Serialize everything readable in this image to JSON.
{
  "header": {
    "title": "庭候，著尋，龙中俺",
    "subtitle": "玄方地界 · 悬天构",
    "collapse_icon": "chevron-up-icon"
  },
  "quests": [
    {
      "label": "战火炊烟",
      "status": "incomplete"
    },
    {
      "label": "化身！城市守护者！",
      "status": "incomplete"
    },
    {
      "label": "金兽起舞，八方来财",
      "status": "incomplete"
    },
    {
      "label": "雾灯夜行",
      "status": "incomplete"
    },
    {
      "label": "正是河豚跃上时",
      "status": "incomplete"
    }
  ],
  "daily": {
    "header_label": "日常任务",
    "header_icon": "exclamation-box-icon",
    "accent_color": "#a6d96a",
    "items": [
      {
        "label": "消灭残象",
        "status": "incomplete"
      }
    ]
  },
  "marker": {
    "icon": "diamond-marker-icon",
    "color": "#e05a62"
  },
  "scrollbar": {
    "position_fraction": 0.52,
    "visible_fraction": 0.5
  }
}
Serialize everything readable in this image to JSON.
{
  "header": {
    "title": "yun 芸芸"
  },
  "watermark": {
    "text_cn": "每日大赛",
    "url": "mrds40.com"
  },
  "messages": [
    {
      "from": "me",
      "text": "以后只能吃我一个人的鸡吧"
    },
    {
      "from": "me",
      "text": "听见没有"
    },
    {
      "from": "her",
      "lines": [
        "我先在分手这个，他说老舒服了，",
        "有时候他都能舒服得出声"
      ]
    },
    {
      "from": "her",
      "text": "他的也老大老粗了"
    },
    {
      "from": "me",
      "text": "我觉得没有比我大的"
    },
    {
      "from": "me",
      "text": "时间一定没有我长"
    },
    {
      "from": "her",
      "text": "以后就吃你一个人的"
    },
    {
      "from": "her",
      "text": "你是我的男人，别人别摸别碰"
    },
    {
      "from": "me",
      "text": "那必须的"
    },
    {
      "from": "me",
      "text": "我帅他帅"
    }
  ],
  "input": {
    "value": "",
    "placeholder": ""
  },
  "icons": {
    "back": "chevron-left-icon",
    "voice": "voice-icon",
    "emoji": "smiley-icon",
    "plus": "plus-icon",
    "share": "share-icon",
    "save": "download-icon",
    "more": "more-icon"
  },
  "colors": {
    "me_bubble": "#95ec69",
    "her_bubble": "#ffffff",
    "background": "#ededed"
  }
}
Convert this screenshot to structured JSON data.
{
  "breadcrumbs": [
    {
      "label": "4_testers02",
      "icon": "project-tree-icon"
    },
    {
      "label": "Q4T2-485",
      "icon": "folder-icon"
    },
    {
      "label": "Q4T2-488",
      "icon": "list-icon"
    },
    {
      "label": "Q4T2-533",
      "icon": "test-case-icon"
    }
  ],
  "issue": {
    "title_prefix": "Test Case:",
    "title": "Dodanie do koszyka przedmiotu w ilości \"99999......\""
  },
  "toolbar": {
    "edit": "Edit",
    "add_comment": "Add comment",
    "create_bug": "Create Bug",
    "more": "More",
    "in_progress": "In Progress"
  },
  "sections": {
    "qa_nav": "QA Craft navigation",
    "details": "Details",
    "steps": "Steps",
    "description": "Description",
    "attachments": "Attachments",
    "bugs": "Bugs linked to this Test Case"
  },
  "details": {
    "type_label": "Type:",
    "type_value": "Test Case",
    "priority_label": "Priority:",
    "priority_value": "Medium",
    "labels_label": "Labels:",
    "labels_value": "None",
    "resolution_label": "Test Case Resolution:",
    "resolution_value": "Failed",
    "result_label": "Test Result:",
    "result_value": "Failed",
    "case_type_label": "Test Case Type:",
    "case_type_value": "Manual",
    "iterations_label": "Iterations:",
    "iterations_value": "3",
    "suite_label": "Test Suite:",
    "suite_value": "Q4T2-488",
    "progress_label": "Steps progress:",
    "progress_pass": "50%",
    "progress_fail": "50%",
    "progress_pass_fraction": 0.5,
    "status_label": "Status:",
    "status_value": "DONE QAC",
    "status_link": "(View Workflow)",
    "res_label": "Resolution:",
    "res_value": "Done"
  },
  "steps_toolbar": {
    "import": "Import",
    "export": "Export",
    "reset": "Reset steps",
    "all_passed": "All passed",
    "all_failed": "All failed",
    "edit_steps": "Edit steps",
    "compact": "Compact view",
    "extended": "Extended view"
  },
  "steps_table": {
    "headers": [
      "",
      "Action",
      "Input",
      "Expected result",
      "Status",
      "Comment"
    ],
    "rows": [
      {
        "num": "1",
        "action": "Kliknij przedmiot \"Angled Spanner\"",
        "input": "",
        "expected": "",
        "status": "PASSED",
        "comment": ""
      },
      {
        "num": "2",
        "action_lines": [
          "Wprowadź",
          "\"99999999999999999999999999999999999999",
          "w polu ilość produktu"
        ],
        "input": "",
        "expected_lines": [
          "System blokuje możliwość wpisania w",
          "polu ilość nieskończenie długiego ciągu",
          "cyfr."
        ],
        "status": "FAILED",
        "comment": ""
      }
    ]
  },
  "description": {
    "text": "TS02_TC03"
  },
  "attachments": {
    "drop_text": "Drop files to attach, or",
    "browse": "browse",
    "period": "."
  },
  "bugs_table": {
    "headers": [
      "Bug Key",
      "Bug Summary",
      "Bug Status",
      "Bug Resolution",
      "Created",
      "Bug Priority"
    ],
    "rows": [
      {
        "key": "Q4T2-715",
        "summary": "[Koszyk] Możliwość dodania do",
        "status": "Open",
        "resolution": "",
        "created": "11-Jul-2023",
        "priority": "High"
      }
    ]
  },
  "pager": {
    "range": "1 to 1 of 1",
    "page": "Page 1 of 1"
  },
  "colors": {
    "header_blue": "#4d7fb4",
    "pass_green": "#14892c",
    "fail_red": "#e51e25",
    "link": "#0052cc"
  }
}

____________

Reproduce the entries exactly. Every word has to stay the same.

§ Reply to the task:
Serialize everything readable in this image to JSON.
{
  "header": {
    "title": "庭候，著尋，龙中俺",
    "subtitle": "玄方地界 · 悬天构",
    "collapse_icon": "chevron-up-icon"
  },
  "quests": [
    {
      "label": "战火炊烟",
      "status": "incomplete"
    },
    {
      "label": "化身！城市守护者！",
      "status": "incomplete"
    },
    {
      "label": "金兽起舞，八方来财",
      "status": "incomplete"
    },
    {
      "label": "雾灯夜行",
      "status": "incomplete"
    },
    {
      "label": "正是河豚跃上时",
      "status": "incomplete"
    }
  ],
  "daily": {
    "header_label": "日常任务",
    "header_icon": "exclamation-box-icon",
    "accent_color": "#a6d96a",
    "items": [
      {
        "label": "消灭残象",
        "status": "incomplete"
      }
    ]
  },
  "marker": {
    "icon": "diamond-marker-icon",
    "color": "#e05a62"
  },
  "scrollbar": {
    "position_fraction": 0.52,
    "visible_fraction": 0.5
  }
}
Serialize everything readable in this image to JSON.
{
  "header": {
    "title": "yun 芸芸"
  },
  "watermark": {
    "text_cn": "每日大赛",
    "url": "mrds40.com"
  },
  "messages": [
    {
      "from": "me",
      "text": "以后只能吃我一个人的鸡吧"
    },
    {
      "from": "me",
      "text": "听见没有"
    },
    {
      "from": "her",
      "lines": [
        "我先在分手这个，他说老舒服了，",
        "有时候他都能舒服得出声"
      ]
    },
    {
      "from": "her",
      "text": "他的也老大老粗了"
    },
    {
      "from": "me",
      "text": "我觉得没有比我大的"
    },
    {
      "from": "me",
      "text": "时间一定没有我长"
    },
    {
      "from": "her",
      "text": "以后就吃你一个人的"
    },
    {
      "from": "her",
      "text": "你是我的男人，别人别摸别碰"
    },
    {
      "from": "me",
      "text": "那必须的"
    },
    {
      "from": "me",
      "text": "我帅他帅"
    }
  ],
  "input": {
    "value": "",
    "placeholder": ""
  },
  "icons": {
    "back": "chevron-left-icon",
    "voice": "voice-icon",
    "emoji": "smiley-icon",
    "plus": "plus-icon",
    "share": "share-icon",
    "save": "download-icon",
    "more": "more-icon"
  },
  "colors": {
    "me_bubble": "#95ec69",
    "her_bubble": "#ffffff",
    "background": "#ededed"
  }
}
Convert this screenshot to structured JSON data.
{
  "breadcrumbs": [
    {
      "label": "4_testers02",
      "icon": "project-tree-icon"
    },
    {
      "label": "Q4T2-485",
      "icon": "folder-icon"
    },
    {
      "label": "Q4T2-488",
      "icon": "list-icon"
    },
    {
      "label": "Q4T2-533",
      "icon": "test-case-icon"
    }
  ],
  "issue": {
    "title_prefix": "Test Case:",
    "title": "Dodanie do koszyka przedmiotu w ilości \"99999......\""
  },
  "toolbar": {
    "edit": "Edit",
    "add_comment": "Add comment",
    "create_bug": "Create Bug",
    "more": "More",
    "in_progress": "In Progress"
  },
  "sections": {
    "qa_nav": "QA Craft navigation",
    "details": "Details",
    "steps": "Steps",
    "description": "Description",
    "attachments": "Attachments",
    "bugs": "Bugs linked to this Test Case"
  },
  "details": {
    "type_label": "Type:",
    "type_value": "Test Case",
    "priority_label": "Priority:",
    "priority_value": "Medium",
    "labels_label": "Labels:",
    "labels_value": "None",
    "resolution_label": "Test Case Resolution:",
    "resolution_value": "Failed",
    "result_label": "Test Result:",
    "result_value": "Failed",
    "case_type_label": "Test Case Type:",
    "case_type_value": "Manual",
    "iterations_label": "Iterations:",
    "iterations_value": "3",
    "suite_label": "Test Suite:",
    "suite_value": "Q4T2-488",
    "progress_label": "Steps progress:",
    "progress_pass": "50%",
    "progress_fail": "50%",
    "progress_pass_fraction": 0.5,
    "status_label": "Status:",
    "status_value": "DONE QAC",
    "status_link": "(View Workflow)",
    "res_label": "Resolution:",
    "res_value": "Done"
  },
  "steps_toolbar": {
    "import": "Import",
    "export": "Export",
    "reset": "Reset steps",
    "all_passed": "All passed",
    "all_failed": "All failed",
    "edit_steps": "Edit steps",
    "compact": "Compact view",
    "extended": "Extended view"
  },
  "steps_table": {
    "headers": [
      "",
      "Action",
      "Input",
      "Expected result",
      "Status",
      "Comment"
    ],
    "rows": [
      {
        "num": "1",
        "action": "Kliknij przedmiot \"Angled Spanner\"",
        "input": "",
        "expected": "",
        "status": "PASSED",
        "comment": ""
      },
      {
        "num": "2",
        "action_lines": [
          "Wprowadź",
          "\"99999999999999999999999999999999999999",
          "w polu ilość produktu"
        ],
        "input": "",
        "expected_lines": [
          "System blokuje możliwość wpisania w",
          "polu ilość nieskończenie długiego ciągu",
          "cyfr."
        ],
        "status": "FAILED",
        "comment": ""
      }
    ]
  },
  "description": {
    "text": "TS02_TC03"
  },
  "attachments": {
    "drop_text": "Drop files to attach, or",
    "browse": "browse",
    "period": "."
  },
  "bugs_table": {
    "headers": [
      "Bug Key",
      "Bug Summary",
      "Bug Status",
      "Bug Resolution",
      "Created",
      "Bug Priority"
    ],
    "rows": [
      {
        "key": "Q4T2-715",
        "summary": "[Koszyk] Możliwość dodania do",
        "status": "Open",
        "resolution": "",
        "created": "11-Jul-2023",
        "priority": "High"
      }
    ]
  },
  "pager": {
    "range": "1 to 1 of 1",
    "page": "Page 1 of 1"
  },
  "colors": {
    "header_blue": "#4d7fb4",
    "pass_green": "#14892c",
    "fail_red": "#e51e25",
    "link": "#0052cc"
  }
}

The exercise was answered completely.